*Description of the task:* Using the listing below, report each line holding the string "givenname".

*Data for processing:*
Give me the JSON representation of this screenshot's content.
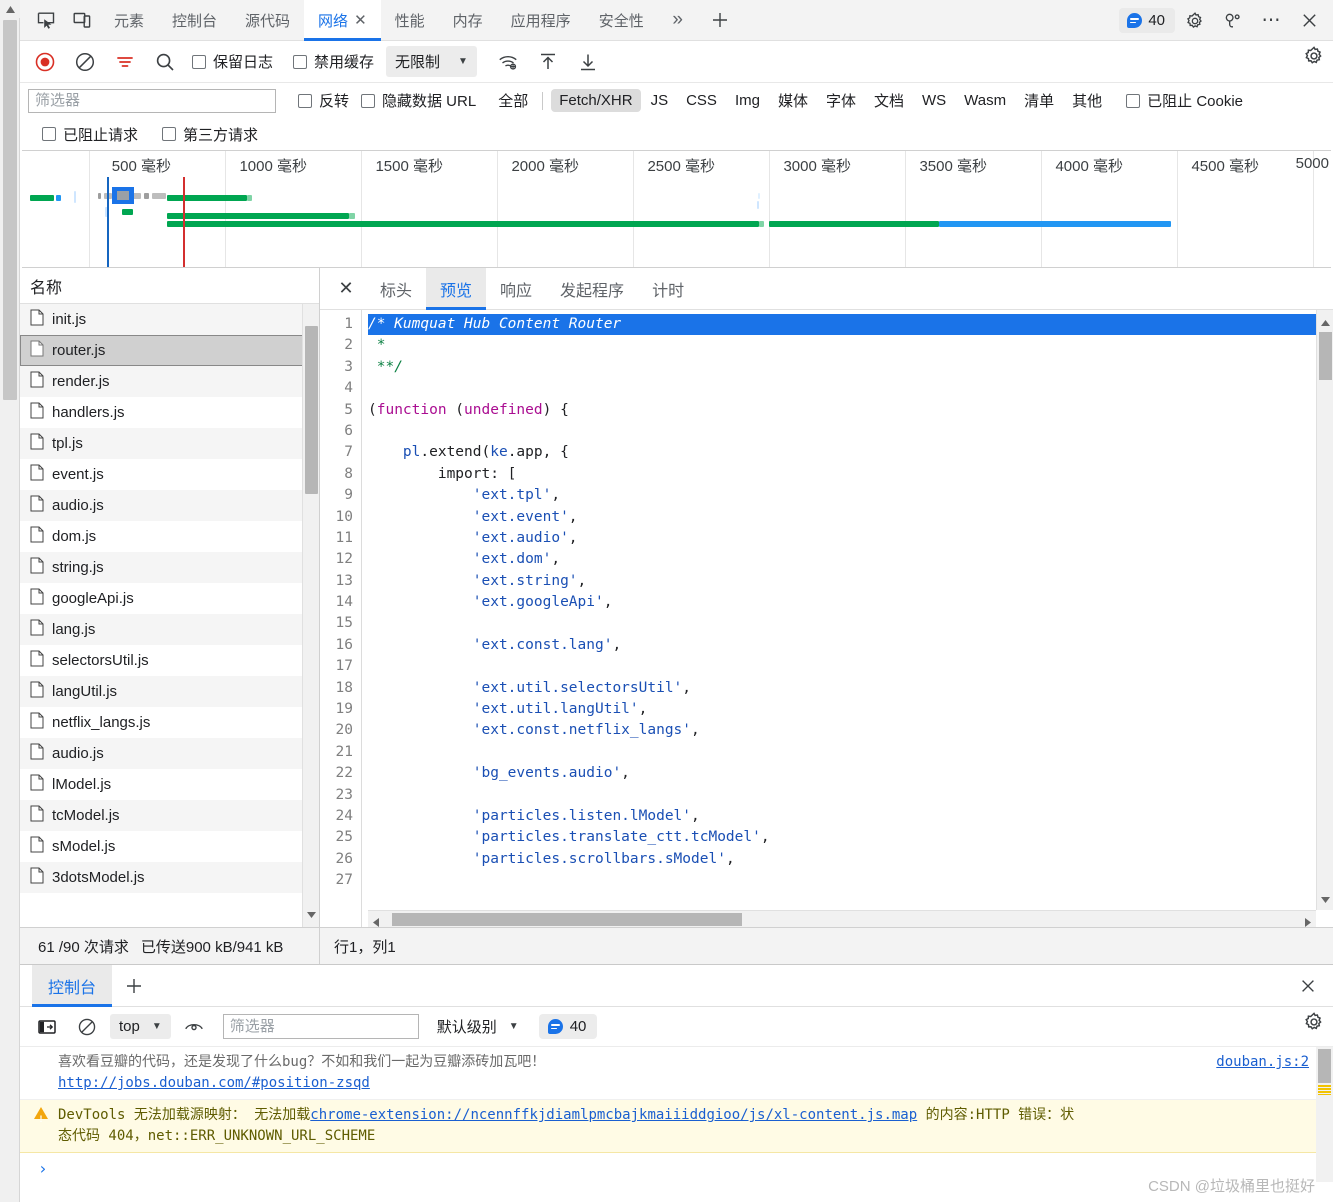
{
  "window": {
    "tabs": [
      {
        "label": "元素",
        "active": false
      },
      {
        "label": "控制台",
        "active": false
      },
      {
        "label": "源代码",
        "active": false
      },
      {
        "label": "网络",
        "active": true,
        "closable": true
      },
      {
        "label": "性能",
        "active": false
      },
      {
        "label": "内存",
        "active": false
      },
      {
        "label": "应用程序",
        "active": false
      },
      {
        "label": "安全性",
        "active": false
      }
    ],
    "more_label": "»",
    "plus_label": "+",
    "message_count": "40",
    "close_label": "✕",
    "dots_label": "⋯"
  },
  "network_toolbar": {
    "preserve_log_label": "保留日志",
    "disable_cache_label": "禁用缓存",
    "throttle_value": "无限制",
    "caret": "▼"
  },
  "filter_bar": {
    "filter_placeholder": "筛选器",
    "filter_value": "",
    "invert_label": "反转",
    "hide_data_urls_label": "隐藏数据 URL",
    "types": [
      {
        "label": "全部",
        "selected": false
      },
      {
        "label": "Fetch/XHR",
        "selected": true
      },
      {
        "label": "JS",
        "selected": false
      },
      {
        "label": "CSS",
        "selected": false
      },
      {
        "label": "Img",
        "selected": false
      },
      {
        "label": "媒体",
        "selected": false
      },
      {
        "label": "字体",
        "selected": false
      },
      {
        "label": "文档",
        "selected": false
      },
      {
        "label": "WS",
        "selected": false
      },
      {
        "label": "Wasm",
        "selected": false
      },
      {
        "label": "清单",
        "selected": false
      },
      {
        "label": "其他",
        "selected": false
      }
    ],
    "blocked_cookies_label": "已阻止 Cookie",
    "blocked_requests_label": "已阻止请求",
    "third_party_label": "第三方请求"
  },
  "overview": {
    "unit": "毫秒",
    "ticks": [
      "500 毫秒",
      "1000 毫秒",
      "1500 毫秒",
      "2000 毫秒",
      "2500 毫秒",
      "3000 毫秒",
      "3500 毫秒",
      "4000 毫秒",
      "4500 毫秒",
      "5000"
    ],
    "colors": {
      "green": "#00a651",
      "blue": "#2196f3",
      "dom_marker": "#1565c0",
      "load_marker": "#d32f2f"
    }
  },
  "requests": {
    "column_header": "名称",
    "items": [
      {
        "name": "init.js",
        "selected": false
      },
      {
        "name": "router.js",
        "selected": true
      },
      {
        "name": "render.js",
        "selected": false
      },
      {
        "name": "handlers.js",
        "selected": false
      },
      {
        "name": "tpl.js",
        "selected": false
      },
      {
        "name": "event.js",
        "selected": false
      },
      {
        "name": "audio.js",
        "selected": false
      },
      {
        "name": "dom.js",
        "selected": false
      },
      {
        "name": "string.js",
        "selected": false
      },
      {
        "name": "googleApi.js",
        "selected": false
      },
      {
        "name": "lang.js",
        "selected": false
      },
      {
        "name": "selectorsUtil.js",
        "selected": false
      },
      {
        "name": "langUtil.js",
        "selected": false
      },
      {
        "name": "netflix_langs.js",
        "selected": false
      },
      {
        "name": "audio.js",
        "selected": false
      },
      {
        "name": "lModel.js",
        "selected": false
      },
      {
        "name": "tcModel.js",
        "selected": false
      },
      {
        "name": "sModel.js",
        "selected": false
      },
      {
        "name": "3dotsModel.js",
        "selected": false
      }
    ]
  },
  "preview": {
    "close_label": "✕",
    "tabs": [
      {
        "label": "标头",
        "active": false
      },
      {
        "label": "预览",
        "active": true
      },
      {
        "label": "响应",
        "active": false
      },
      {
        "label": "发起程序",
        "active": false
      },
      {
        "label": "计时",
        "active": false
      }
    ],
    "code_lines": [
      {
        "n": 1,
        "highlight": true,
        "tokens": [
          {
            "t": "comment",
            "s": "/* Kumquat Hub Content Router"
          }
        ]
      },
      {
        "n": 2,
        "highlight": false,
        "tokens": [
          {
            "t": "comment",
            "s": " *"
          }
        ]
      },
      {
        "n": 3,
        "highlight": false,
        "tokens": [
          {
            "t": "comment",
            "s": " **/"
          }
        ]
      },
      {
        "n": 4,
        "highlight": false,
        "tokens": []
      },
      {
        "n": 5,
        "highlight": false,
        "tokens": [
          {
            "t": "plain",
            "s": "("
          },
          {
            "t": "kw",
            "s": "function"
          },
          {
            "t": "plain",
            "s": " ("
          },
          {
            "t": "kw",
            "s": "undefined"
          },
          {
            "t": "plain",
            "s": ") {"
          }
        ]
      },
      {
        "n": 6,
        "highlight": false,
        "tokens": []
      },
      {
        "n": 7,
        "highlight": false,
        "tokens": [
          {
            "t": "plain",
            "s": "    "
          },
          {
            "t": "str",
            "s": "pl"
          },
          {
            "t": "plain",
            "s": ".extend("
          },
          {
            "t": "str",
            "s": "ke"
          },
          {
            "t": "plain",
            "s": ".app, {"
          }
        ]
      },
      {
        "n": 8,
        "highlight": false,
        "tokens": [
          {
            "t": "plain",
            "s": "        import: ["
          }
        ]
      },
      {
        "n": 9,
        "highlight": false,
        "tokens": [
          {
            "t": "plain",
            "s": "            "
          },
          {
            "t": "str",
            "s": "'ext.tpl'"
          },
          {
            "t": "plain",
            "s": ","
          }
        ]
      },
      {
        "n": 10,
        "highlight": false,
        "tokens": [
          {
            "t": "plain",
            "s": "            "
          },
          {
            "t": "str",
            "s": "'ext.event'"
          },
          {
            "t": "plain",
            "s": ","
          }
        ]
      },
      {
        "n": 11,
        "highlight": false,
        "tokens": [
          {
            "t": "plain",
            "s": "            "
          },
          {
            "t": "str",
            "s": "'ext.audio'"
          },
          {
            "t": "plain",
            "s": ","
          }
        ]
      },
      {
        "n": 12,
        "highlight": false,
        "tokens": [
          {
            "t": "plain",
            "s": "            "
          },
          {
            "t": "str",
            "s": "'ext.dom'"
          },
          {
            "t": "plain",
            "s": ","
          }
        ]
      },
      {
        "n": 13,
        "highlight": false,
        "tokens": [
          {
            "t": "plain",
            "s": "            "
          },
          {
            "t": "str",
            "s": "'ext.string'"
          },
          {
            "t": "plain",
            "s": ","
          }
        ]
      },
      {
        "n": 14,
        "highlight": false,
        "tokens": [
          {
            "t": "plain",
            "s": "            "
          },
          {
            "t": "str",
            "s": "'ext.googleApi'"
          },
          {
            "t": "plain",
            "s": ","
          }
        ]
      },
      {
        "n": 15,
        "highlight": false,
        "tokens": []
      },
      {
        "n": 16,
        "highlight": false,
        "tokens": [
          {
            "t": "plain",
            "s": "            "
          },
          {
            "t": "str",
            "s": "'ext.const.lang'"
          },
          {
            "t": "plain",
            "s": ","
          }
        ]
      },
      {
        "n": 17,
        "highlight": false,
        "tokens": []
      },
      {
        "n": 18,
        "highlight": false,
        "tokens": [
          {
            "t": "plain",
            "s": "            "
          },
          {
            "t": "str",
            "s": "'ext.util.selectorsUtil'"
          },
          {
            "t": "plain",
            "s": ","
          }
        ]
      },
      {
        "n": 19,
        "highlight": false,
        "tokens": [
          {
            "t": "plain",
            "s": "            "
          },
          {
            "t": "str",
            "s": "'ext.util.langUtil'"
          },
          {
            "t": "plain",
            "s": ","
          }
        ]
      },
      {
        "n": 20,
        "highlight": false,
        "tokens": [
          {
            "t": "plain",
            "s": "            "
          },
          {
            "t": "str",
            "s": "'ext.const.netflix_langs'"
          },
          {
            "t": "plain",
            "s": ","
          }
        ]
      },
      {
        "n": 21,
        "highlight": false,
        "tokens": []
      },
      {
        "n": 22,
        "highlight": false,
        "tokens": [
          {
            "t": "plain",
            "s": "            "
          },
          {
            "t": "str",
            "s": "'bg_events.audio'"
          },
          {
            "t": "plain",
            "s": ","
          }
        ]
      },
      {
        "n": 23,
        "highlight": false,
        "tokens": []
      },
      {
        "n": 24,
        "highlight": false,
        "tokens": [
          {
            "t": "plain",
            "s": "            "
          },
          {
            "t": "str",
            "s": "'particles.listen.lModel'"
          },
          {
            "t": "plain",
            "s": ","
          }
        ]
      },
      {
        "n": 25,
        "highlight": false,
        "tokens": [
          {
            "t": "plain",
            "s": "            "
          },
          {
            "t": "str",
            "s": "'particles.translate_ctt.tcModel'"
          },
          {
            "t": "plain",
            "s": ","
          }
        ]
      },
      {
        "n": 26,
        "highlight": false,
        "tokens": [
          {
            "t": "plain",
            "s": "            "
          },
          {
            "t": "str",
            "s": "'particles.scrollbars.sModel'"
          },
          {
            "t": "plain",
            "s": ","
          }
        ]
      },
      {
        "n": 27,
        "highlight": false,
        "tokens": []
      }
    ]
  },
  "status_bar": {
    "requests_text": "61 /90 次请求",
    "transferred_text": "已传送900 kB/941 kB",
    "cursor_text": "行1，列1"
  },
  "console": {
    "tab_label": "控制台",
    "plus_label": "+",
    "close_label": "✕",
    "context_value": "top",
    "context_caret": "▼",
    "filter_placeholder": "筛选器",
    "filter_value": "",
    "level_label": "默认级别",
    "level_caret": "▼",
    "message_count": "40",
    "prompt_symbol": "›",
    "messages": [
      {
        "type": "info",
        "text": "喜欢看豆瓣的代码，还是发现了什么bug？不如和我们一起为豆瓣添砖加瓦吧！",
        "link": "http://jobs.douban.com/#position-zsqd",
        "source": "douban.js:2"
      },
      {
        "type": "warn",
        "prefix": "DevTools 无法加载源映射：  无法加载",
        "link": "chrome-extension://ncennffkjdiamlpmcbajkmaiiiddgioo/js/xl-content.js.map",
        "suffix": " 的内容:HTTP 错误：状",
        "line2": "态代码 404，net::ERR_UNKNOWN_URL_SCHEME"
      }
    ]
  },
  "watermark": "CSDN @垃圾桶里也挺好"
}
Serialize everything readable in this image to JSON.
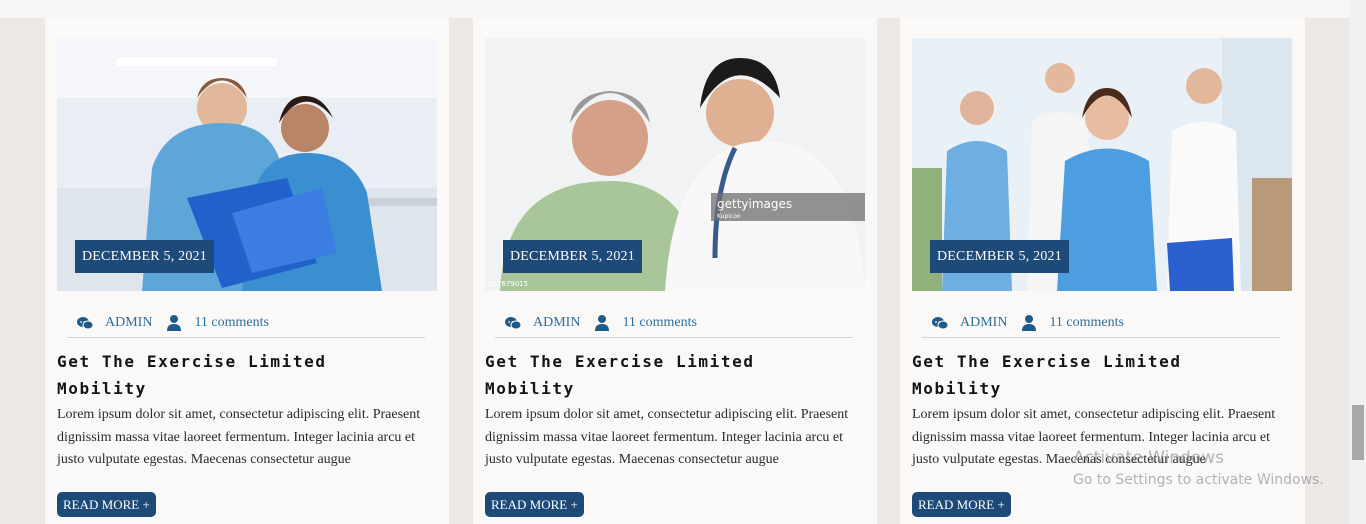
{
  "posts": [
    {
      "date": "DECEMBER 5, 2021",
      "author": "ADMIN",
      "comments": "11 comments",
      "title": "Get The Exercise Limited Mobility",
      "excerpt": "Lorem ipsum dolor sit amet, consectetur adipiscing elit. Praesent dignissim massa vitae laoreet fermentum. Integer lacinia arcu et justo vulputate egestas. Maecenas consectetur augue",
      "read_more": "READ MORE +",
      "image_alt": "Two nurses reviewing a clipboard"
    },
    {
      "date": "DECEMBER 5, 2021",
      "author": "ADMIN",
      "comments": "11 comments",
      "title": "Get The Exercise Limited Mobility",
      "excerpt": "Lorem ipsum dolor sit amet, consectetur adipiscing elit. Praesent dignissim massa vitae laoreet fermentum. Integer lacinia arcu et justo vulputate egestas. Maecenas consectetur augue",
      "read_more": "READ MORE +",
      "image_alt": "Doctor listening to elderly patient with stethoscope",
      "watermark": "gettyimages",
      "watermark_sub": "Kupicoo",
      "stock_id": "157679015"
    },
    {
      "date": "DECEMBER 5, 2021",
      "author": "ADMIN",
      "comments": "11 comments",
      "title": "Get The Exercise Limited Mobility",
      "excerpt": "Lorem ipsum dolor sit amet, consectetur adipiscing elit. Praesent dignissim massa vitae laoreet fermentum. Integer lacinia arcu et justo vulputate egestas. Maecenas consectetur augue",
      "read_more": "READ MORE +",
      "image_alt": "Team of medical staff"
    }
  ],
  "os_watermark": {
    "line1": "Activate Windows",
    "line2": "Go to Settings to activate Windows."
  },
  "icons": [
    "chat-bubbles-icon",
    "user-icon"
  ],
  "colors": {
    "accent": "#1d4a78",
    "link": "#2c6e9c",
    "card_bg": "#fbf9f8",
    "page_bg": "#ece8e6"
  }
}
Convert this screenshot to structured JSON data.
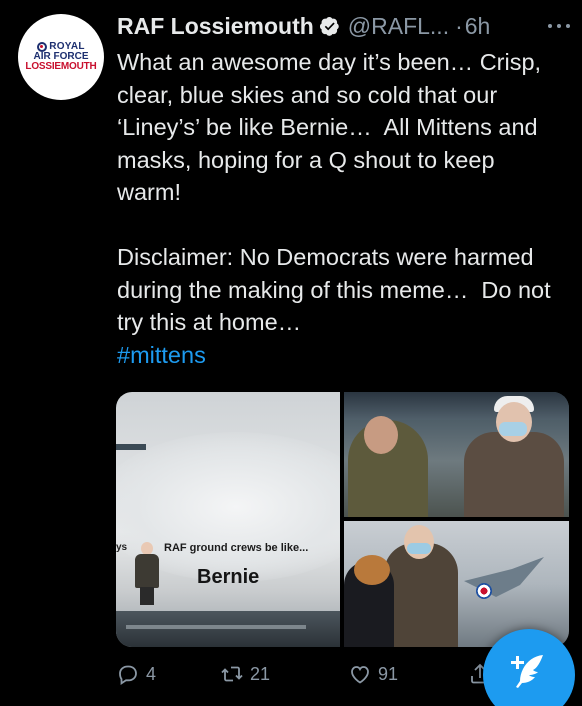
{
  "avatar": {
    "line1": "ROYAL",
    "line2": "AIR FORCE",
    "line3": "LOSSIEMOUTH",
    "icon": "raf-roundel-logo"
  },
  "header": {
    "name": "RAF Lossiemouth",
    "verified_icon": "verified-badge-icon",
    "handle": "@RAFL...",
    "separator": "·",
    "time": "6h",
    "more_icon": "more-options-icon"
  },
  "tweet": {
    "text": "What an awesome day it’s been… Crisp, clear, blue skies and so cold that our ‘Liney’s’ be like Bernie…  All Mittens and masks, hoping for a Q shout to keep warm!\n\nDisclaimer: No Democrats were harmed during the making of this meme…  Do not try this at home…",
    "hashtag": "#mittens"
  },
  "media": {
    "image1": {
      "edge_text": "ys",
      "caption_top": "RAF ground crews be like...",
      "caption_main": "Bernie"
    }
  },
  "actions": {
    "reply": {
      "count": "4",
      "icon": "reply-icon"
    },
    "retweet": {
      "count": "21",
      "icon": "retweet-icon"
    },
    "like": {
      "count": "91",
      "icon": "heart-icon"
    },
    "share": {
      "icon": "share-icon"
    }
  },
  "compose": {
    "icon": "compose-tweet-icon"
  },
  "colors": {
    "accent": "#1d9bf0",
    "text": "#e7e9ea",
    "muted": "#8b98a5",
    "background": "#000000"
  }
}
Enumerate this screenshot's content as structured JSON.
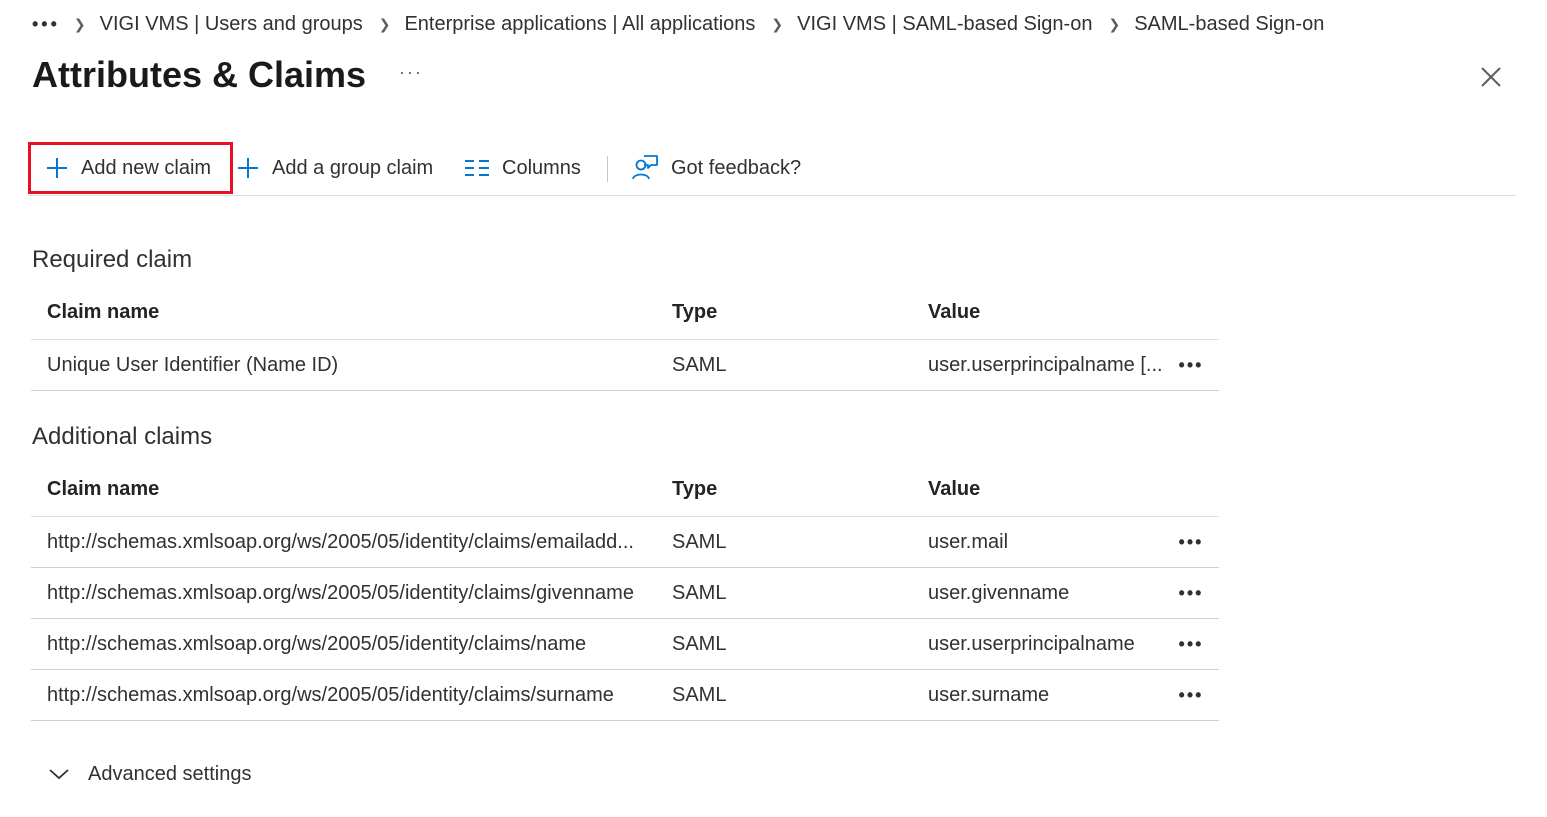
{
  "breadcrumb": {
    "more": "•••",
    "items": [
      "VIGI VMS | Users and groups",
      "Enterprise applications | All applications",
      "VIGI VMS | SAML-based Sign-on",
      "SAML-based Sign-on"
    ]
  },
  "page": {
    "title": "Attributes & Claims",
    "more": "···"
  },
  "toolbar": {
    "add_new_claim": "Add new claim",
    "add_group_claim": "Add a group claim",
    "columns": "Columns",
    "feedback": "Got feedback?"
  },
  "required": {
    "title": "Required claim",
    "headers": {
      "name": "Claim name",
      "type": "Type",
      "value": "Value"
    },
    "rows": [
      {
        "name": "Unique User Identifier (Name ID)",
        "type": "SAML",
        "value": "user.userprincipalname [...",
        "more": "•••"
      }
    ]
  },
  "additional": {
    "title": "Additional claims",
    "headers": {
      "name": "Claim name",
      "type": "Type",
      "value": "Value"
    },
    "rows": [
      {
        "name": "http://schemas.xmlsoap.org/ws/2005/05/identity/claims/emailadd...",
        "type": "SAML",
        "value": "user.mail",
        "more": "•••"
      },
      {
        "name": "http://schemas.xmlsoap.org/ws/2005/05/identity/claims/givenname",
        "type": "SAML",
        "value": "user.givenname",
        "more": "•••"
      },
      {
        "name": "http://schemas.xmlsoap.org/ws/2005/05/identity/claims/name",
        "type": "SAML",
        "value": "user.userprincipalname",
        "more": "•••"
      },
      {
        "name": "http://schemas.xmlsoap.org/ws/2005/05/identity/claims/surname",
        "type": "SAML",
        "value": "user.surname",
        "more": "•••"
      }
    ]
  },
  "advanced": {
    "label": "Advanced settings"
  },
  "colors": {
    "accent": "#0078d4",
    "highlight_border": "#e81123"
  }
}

*Answer for this exercise:*
        "name": "http://schemas.xmlsoap.org/ws/2005/05/identity/claims/givenname",
        "value": "user.givenname",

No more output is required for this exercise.